Older children, adolescents and teenagers alike will probably require more from your explanation. When they question “Why?” or “Why not?” it’s best to directly, honestly and clearly state your reasoning. “I asked you to be home by 10 p.m. because we have to be at the dentist’s office first thing in the morning for your check-up and we can’t be late.” It is also a great opportunity for you to reiterate the consequences of breaking the rule. “If you are not home by 10 p.m., you’ll be grounded from going to your friend’s house for a week.” Be consistent, be firm, and be clear.

Though your child may challenge you by asking your reasoning why a rule has been put in place, it also shows their growth as an individual thinker. So try not to get angry or frustrated when they do so; realize it’s their way of understanding their world around them.

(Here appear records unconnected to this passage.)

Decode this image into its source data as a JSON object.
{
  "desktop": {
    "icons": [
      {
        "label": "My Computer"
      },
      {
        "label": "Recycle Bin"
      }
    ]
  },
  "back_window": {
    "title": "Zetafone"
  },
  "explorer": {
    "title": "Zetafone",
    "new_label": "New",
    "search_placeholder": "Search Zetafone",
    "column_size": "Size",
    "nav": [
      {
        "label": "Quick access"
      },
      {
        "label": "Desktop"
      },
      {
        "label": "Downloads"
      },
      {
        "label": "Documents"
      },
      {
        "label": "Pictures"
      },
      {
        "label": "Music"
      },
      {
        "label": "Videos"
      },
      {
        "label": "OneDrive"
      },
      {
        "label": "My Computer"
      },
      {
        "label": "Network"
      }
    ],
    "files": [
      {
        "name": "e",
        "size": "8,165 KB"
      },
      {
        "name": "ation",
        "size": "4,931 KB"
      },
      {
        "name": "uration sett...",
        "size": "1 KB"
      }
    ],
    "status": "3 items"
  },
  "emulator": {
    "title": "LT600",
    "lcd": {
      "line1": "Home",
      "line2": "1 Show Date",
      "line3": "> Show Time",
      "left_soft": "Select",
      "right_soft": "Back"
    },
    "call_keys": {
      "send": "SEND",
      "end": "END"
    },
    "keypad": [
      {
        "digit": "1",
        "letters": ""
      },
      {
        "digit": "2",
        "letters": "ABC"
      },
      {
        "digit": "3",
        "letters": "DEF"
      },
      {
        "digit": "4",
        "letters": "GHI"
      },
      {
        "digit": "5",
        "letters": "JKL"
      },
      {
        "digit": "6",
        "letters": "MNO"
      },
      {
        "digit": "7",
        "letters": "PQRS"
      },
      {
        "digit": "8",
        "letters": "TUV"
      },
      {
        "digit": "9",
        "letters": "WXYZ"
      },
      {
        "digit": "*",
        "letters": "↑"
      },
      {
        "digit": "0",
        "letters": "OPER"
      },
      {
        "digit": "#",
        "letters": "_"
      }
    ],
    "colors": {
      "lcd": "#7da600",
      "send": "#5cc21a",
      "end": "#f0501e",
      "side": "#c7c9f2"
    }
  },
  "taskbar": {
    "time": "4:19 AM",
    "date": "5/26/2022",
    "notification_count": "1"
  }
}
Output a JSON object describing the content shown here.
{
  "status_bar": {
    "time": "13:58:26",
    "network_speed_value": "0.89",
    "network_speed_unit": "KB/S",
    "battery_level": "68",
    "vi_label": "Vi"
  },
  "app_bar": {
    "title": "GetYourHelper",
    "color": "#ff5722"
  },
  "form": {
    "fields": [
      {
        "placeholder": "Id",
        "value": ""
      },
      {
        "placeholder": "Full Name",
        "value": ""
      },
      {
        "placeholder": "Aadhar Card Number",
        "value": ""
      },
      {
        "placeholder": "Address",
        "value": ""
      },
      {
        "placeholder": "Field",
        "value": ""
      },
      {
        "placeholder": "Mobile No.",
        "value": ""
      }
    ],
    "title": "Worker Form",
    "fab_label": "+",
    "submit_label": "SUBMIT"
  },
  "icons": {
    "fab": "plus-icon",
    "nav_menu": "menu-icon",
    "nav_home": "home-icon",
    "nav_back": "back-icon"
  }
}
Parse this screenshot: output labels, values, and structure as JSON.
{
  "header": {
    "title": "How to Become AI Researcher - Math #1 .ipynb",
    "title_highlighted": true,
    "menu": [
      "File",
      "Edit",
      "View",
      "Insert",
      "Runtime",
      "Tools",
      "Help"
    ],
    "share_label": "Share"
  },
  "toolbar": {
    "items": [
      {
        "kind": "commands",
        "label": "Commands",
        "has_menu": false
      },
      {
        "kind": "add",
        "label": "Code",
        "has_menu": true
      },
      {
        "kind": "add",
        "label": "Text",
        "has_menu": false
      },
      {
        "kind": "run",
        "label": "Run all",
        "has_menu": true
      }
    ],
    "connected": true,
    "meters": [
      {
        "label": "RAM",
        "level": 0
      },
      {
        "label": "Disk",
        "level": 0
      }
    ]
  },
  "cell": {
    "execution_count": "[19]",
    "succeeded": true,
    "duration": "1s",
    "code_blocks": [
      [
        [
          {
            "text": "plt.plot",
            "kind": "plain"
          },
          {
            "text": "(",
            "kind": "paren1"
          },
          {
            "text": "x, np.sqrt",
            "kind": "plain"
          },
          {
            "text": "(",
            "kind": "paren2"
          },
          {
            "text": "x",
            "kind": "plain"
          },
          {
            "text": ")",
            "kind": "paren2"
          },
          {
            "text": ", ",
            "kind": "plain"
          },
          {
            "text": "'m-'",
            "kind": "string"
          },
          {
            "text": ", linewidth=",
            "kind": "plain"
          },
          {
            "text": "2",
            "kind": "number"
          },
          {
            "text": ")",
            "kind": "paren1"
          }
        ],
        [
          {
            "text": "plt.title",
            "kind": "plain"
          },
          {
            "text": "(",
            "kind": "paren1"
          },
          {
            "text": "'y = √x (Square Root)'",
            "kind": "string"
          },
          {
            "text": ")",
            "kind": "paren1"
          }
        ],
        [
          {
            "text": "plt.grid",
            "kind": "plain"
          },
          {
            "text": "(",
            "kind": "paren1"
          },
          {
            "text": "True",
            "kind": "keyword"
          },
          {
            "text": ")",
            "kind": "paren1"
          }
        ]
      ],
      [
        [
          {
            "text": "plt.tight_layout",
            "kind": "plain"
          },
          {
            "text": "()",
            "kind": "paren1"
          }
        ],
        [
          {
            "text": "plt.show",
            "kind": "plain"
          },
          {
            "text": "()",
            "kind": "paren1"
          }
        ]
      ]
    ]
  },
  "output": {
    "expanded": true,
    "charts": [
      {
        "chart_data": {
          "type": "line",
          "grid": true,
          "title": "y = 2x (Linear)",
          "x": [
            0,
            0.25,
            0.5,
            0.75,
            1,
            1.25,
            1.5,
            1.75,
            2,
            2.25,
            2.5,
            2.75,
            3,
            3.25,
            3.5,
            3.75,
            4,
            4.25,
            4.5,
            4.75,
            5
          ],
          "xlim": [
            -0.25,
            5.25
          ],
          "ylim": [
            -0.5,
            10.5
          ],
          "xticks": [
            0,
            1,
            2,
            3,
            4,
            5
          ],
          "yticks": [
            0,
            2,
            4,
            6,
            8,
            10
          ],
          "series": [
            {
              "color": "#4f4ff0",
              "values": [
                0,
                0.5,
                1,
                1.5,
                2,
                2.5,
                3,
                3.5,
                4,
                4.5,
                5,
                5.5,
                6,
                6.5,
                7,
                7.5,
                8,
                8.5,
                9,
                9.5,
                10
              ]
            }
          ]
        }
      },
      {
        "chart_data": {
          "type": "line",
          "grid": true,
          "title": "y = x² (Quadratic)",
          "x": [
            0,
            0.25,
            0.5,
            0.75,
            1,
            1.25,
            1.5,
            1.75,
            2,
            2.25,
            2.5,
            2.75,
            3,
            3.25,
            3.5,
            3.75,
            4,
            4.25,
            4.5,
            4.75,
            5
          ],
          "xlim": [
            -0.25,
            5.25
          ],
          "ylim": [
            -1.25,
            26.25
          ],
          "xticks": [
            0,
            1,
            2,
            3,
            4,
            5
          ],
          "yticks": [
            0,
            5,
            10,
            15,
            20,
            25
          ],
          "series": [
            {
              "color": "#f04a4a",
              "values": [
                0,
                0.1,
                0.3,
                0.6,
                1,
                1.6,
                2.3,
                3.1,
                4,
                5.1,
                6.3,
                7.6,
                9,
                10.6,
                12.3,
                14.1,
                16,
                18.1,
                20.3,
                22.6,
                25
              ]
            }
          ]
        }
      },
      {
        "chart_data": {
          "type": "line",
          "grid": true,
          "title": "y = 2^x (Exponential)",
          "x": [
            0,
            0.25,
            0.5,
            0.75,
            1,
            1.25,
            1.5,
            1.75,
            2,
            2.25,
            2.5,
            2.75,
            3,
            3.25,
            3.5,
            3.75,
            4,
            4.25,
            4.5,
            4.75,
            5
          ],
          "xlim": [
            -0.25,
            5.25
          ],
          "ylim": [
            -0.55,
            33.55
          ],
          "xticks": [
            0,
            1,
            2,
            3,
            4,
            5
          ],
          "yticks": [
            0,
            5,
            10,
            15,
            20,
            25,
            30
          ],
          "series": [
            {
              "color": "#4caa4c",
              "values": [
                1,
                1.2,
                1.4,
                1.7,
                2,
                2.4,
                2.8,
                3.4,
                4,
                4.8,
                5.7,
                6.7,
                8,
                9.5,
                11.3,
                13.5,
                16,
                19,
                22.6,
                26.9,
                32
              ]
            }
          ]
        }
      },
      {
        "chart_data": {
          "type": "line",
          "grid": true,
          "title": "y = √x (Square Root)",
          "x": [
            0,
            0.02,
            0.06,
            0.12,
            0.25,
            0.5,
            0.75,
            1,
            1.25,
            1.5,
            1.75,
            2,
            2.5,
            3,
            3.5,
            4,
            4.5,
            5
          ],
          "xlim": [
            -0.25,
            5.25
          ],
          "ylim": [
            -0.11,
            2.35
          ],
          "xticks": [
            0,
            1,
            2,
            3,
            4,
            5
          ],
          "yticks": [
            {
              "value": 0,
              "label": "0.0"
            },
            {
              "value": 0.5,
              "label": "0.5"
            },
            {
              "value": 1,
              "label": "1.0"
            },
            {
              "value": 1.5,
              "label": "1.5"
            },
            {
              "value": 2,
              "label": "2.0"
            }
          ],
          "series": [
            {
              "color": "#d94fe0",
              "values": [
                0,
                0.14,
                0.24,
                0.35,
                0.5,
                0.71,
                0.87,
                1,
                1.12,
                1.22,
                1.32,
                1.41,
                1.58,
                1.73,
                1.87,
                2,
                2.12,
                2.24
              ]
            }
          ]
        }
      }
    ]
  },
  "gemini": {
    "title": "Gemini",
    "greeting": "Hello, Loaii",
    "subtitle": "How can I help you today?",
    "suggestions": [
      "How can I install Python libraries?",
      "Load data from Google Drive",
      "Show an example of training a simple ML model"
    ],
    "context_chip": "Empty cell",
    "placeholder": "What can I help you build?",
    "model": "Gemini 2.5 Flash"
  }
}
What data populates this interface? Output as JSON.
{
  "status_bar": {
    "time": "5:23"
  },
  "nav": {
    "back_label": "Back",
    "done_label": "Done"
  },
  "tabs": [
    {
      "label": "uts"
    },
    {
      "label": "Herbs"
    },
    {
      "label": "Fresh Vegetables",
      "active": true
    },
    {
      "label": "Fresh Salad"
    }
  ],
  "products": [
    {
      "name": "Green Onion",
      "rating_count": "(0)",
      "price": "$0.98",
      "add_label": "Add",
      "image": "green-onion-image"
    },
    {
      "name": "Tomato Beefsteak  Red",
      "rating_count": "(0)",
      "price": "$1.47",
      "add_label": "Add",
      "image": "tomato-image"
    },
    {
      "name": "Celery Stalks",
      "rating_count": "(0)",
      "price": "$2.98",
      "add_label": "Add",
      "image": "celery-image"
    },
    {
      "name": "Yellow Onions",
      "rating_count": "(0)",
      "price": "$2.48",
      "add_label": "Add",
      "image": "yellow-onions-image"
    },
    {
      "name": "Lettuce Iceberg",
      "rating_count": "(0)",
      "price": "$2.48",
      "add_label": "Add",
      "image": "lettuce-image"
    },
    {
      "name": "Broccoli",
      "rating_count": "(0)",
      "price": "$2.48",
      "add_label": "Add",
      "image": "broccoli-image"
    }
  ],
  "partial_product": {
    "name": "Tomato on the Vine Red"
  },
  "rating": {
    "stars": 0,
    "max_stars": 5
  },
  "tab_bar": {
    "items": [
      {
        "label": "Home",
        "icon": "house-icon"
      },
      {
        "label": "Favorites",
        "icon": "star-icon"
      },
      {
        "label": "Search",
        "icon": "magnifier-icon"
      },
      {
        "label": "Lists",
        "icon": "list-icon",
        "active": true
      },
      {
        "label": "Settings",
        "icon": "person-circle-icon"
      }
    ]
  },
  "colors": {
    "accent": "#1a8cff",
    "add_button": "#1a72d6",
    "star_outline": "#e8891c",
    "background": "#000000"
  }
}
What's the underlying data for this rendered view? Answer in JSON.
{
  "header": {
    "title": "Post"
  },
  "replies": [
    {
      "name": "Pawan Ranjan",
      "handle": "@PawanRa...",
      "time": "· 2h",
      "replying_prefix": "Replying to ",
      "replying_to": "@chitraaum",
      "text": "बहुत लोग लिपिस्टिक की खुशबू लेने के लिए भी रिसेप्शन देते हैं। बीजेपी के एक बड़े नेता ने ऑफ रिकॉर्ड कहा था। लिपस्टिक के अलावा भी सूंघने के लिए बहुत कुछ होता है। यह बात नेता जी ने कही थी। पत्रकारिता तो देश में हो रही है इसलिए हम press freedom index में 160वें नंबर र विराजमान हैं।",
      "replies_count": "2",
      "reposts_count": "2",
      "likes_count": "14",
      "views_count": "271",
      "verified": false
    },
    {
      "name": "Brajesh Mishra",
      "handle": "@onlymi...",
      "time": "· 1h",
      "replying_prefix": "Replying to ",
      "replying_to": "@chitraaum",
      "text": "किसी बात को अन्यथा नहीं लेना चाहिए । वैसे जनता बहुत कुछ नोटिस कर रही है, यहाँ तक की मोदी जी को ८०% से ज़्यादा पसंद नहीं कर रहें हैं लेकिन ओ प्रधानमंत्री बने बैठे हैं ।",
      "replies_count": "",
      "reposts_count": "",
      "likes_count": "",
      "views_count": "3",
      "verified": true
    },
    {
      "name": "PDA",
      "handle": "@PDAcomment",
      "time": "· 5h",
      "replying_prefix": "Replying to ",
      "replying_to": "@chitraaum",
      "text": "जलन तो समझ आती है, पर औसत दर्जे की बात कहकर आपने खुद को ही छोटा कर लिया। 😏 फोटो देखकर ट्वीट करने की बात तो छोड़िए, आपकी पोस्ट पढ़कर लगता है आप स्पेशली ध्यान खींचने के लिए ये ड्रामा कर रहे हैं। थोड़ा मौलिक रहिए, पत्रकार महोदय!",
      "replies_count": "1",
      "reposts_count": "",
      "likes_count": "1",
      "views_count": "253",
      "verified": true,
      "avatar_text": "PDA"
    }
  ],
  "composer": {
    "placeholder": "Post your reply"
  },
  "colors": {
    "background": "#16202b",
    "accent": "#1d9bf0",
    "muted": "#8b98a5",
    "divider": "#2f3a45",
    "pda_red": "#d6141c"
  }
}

5 Effective Ways To Boost Your Child’s Self Esteem And Make Her Love You For It…

Boost Your Child's Self EsteemIt’s often been said that children learn where they live. So if you’re looking for a place to start helping your child build positive self esteem and self value, then show them your positive sense of self and strong self esteem.

1) Be positive when you speak about yourself and highlight your strengths. This will teach your child that it’s okay to be proud of their talents, skills and abilities. Your child also benefits greatly from honest and positive praise. Find something about them to praise each day. You could even give your child a task you know they can complete and then praise them for a job well done after they’re finished. Show your child that positive acts merit positive praise.

2) When your child’s feeling sad, angry or depressed, communicate openly, honestly and patiently with them. Listen to them without judging or criticizing. They may not fully understand why they feel the way they do, so the opportunity to communicate with you about it may be what’s needed to help them sort through a difficult situation.

3) Suggest positive behaviors and options as solutions, and make sure to leave that door of communication open so they know the next time they feel badly, they can come to you for help and know that you won’t judge or punish them for how they’re feeling.

4) Teach your child the importance of setting goals and developing a plan to meet that goal and complete that task. Small projects are the best to start off with in the beginning. Ensure that it’s an appropriate task for your child, and not too complex. Don’t only give praise at the end of the project, but praise their accomplishments during the project as well.

5) Most importantly, tell your child “I love you” each and every day – many times throughout the day, in fact. When they’ve behaved badly, remind yourself that it’s not them you don’t like, only their behavior. Tuck short, sweet notes in their lunchboxes or coat pockets, or even send them a card in the mail. Soon, they’ll learn to say “I love you” just as easily and honestly in return.